### Goal of the exercise:
Go through the entries below and copy each line that holds the word "background".

### Dataset content:
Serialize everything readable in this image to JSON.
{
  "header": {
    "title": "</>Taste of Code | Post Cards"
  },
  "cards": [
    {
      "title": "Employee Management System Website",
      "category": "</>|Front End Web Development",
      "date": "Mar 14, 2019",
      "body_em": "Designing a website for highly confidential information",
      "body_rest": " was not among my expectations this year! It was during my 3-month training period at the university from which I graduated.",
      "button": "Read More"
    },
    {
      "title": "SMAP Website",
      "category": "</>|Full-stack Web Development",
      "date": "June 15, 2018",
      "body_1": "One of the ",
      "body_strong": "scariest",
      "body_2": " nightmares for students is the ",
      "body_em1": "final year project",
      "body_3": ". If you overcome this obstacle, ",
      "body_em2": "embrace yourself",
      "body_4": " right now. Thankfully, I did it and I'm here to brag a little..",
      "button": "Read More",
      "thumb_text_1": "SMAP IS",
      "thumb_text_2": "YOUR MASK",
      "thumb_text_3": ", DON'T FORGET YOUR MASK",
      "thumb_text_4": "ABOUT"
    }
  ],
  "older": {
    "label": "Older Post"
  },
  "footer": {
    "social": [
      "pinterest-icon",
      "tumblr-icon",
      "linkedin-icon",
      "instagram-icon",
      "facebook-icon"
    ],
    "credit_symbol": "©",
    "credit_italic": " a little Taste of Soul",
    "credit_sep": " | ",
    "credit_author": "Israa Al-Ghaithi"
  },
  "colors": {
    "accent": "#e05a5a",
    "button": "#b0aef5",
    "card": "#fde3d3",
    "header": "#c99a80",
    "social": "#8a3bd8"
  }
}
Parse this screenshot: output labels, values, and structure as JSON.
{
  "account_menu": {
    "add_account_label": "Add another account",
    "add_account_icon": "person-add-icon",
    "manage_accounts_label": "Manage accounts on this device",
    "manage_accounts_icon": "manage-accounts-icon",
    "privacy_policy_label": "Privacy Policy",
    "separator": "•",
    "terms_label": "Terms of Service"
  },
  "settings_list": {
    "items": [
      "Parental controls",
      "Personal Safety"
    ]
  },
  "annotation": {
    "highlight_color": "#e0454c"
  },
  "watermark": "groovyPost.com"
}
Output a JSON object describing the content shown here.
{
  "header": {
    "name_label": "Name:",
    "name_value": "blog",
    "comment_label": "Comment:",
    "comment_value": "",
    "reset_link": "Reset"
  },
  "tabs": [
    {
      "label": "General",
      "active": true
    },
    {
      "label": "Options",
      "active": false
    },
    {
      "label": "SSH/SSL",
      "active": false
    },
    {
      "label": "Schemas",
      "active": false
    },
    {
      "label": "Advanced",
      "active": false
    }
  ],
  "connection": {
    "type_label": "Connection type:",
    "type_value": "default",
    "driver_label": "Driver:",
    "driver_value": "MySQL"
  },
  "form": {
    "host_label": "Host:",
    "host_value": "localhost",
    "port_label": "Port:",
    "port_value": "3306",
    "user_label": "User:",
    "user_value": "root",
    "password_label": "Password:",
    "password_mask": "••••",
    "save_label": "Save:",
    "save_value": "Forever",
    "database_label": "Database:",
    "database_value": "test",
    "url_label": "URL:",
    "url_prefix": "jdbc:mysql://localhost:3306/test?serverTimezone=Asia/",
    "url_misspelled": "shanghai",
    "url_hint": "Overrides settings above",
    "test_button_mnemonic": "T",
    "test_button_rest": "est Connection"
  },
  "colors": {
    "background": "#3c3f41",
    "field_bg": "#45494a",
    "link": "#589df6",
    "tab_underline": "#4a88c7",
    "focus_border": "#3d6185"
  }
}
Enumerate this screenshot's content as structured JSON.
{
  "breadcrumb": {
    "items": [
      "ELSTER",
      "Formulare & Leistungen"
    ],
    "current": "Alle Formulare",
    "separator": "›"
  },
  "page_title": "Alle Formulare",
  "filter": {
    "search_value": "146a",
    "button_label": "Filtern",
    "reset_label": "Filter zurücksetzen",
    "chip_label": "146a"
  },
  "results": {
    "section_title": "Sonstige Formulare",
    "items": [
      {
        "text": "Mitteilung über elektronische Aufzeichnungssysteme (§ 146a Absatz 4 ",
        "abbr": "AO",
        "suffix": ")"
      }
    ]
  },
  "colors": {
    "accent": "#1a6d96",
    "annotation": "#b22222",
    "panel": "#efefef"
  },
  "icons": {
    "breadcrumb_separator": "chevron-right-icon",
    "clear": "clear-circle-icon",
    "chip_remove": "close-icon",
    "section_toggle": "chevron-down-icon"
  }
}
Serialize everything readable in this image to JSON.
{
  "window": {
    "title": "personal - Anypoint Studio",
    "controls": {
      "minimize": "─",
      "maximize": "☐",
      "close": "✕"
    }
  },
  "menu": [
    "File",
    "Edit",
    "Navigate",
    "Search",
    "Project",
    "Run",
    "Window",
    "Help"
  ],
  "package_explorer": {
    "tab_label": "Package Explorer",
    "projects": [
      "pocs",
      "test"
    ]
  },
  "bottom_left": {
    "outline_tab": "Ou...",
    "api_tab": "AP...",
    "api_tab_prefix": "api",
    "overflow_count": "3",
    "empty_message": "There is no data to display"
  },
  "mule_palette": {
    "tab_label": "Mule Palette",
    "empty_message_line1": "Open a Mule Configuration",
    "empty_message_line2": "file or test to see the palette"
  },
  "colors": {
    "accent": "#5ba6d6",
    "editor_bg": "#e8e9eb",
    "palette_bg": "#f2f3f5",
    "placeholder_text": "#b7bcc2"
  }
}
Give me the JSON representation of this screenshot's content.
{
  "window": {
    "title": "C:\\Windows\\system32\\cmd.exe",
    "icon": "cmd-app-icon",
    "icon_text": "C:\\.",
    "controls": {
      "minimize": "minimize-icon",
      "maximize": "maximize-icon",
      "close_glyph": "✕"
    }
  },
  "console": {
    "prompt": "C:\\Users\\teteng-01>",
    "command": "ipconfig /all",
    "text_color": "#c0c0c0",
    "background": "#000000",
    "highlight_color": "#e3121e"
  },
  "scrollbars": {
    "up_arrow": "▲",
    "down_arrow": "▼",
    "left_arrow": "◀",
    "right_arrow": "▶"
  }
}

### Expected answer:
    "background": "#3c3f41",
    "background": "#000000",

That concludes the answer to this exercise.